About this task: Look over the listing below and work out how many lines have the word "JSON". Write only that number.

::: Records supplied :::

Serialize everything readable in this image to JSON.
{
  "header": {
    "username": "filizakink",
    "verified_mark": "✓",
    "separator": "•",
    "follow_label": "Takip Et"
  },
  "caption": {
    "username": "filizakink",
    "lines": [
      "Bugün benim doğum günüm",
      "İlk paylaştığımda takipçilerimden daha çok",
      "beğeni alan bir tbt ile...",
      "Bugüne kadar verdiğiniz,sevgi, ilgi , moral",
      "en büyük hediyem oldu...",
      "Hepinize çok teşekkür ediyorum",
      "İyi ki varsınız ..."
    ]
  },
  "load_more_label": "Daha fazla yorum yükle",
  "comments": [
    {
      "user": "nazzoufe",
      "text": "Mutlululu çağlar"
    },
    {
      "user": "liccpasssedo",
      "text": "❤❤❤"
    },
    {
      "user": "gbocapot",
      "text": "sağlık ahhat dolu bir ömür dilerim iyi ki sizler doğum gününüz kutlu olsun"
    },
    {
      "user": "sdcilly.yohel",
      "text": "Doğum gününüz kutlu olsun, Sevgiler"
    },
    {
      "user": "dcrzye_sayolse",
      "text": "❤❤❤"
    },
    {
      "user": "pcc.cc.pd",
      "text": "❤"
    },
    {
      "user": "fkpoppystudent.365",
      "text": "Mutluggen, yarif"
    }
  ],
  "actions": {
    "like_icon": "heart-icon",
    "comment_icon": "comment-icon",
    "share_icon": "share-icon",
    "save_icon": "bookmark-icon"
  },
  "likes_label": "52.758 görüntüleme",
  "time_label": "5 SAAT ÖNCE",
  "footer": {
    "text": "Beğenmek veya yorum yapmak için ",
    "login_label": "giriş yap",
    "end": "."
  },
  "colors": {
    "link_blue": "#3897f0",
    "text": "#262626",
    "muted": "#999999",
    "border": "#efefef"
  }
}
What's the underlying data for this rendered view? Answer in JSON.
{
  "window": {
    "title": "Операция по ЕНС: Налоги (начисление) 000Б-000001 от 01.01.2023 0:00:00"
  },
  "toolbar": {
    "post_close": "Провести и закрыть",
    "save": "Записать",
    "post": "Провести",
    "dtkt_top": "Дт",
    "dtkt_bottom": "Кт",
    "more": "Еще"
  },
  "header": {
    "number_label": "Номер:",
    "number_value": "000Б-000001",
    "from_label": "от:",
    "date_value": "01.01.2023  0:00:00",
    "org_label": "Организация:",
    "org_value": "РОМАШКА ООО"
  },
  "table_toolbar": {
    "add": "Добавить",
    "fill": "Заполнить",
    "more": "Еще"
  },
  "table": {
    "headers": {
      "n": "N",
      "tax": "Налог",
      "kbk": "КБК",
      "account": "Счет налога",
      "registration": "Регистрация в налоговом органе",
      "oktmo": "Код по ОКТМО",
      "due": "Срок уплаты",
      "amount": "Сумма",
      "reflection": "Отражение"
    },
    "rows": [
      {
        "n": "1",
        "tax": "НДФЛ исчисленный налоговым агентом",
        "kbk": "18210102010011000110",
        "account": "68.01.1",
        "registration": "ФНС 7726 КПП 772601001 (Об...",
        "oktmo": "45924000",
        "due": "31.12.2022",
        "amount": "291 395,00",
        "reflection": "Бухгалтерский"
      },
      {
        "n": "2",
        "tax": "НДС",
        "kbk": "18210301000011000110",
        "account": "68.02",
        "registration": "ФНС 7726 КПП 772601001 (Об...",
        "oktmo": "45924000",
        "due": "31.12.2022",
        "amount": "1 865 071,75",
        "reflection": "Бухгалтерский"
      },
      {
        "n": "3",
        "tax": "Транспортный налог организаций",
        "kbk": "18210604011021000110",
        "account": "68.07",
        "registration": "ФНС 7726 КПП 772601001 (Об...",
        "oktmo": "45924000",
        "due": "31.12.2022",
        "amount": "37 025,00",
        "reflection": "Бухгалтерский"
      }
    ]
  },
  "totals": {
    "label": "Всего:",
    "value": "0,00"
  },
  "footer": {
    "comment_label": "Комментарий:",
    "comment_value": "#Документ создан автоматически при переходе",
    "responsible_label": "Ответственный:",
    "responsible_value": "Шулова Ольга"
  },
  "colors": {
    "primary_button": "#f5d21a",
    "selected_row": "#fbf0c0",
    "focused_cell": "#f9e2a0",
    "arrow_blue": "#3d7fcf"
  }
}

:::
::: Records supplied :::

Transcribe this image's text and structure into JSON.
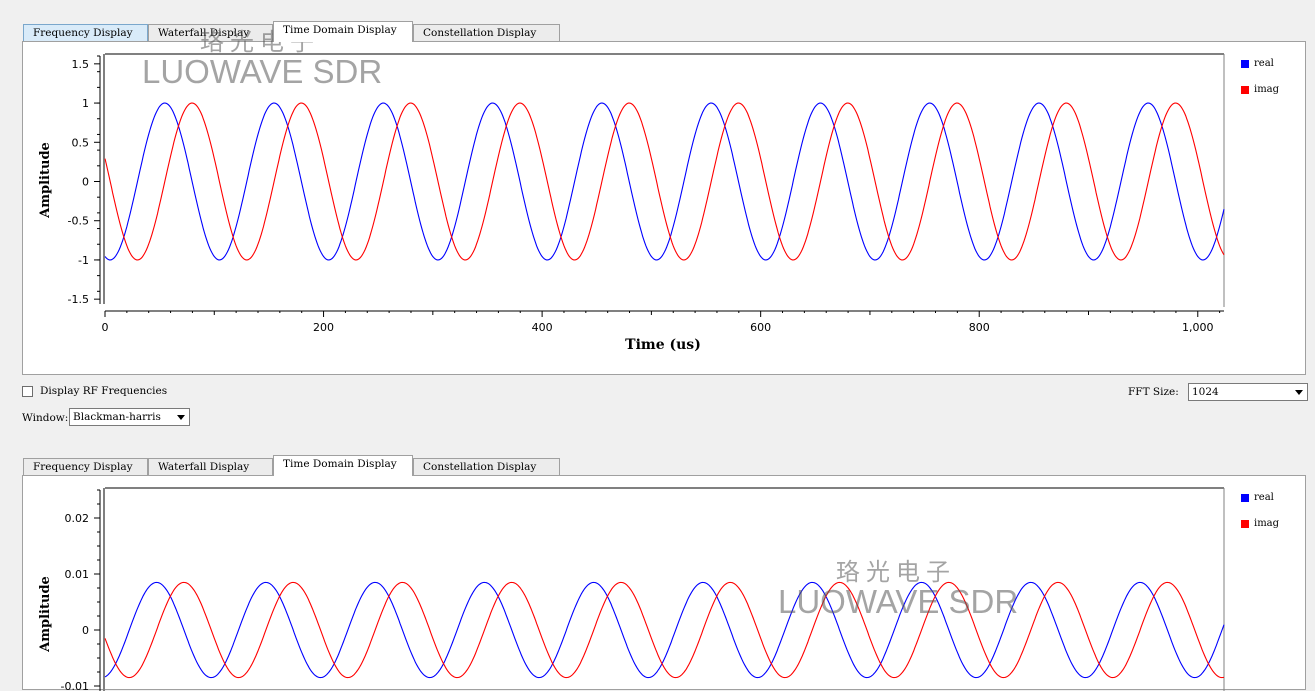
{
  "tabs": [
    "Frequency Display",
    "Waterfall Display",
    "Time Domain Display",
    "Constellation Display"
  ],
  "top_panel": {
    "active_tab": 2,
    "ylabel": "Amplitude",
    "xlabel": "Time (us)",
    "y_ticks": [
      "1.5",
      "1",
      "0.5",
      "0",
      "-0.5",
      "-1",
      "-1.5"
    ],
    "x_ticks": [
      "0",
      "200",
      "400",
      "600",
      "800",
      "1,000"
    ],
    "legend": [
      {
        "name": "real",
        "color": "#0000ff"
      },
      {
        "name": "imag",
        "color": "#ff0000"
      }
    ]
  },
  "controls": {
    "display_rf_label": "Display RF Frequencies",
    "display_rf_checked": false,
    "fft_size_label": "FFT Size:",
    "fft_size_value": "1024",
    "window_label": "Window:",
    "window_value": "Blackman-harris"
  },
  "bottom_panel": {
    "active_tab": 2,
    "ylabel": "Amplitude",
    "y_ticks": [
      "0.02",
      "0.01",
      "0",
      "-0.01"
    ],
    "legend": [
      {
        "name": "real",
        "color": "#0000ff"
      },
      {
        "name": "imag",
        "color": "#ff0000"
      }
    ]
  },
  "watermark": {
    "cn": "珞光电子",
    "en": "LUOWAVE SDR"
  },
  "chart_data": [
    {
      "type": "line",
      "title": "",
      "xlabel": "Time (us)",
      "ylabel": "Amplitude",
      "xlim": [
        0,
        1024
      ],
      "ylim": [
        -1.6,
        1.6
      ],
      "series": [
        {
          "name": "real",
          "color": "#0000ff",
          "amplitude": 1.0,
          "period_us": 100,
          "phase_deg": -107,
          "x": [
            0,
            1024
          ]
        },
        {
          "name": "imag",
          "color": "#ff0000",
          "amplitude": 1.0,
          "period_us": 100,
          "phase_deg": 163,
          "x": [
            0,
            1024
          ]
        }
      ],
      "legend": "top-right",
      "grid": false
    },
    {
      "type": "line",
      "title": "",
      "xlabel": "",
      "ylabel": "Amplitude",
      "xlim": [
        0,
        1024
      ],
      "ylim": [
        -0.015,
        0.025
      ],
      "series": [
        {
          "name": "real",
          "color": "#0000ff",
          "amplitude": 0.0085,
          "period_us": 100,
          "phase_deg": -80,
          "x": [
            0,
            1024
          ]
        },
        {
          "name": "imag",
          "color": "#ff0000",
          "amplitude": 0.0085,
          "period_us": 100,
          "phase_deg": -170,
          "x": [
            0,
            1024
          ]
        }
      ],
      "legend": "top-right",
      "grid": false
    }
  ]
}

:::

Response to this task: 3